Dataset entries:
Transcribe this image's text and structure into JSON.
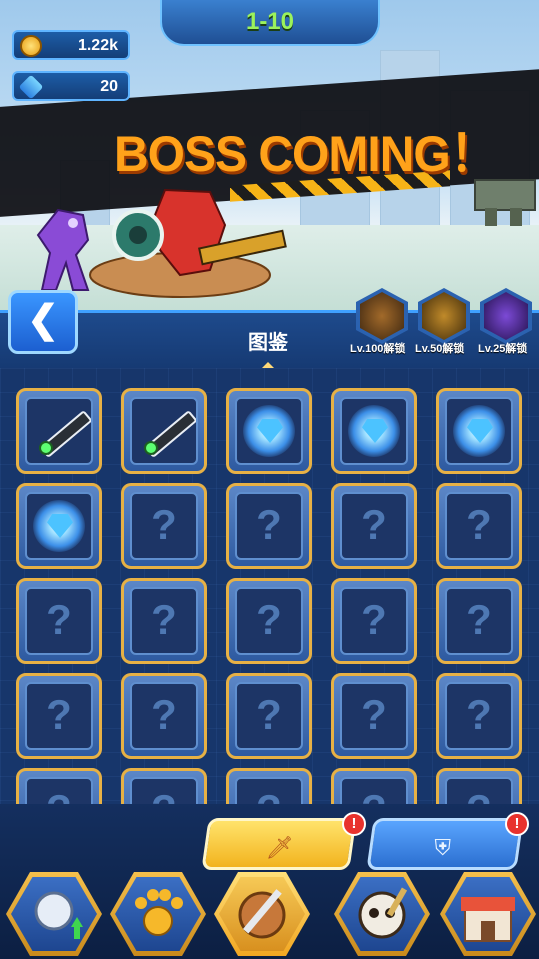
{
  "header": {
    "stage": "1-10",
    "coins": "1.22k",
    "gems": "20",
    "banner": "BOSS COMING！"
  },
  "collection": {
    "title": "图鉴",
    "back_icon": "chevron-left-icon",
    "locked_slots": [
      {
        "label": "Lv.100解锁",
        "icon": "chest-icon"
      },
      {
        "label": "Lv.50解锁",
        "icon": "sword-altar-icon"
      },
      {
        "label": "Lv.25解锁",
        "icon": "dark-warrior-icon"
      }
    ],
    "cells": [
      {
        "state": "weapon",
        "icon": "cannon-icon"
      },
      {
        "state": "weapon",
        "icon": "cannon-icon"
      },
      {
        "state": "discovered",
        "icon": "glowing-crystal-icon"
      },
      {
        "state": "discovered",
        "icon": "glowing-crystal-icon"
      },
      {
        "state": "discovered",
        "icon": "glowing-crystal-icon"
      },
      {
        "state": "discovered",
        "icon": "glowing-crystal-icon"
      },
      {
        "state": "unknown",
        "label": "?"
      },
      {
        "state": "unknown",
        "label": "?"
      },
      {
        "state": "unknown",
        "label": "?"
      },
      {
        "state": "unknown",
        "label": "?"
      },
      {
        "state": "unknown",
        "label": "?"
      },
      {
        "state": "unknown",
        "label": "?"
      },
      {
        "state": "unknown",
        "label": "?"
      },
      {
        "state": "unknown",
        "label": "?"
      },
      {
        "state": "unknown",
        "label": "?"
      },
      {
        "state": "unknown",
        "label": "?"
      },
      {
        "state": "unknown",
        "label": "?"
      },
      {
        "state": "unknown",
        "label": "?"
      },
      {
        "state": "unknown",
        "label": "?"
      },
      {
        "state": "unknown",
        "label": "?"
      },
      {
        "state": "unknown",
        "label": "?"
      },
      {
        "state": "unknown",
        "label": "?"
      },
      {
        "state": "unknown",
        "label": "?"
      },
      {
        "state": "unknown",
        "label": "?"
      },
      {
        "state": "unknown",
        "label": "?"
      }
    ]
  },
  "modes": {
    "weapon": {
      "icon": "sword-icon",
      "badge": "!",
      "color": "#f6d04c"
    },
    "armor": {
      "icon": "shield-icon",
      "badge": "!",
      "color": "#4d95e8"
    }
  },
  "nav": [
    {
      "icon": "hero-upgrade-icon"
    },
    {
      "icon": "paw-icon"
    },
    {
      "icon": "sword-shield-icon",
      "active": true
    },
    {
      "icon": "skull-pirate-icon"
    },
    {
      "icon": "shop-icon"
    }
  ]
}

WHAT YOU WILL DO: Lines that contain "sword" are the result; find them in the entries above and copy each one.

EXERCISE SOLUTION:
        "icon": "sword-altar-icon"
      "icon": "sword-icon",
      "icon": "sword-shield-icon",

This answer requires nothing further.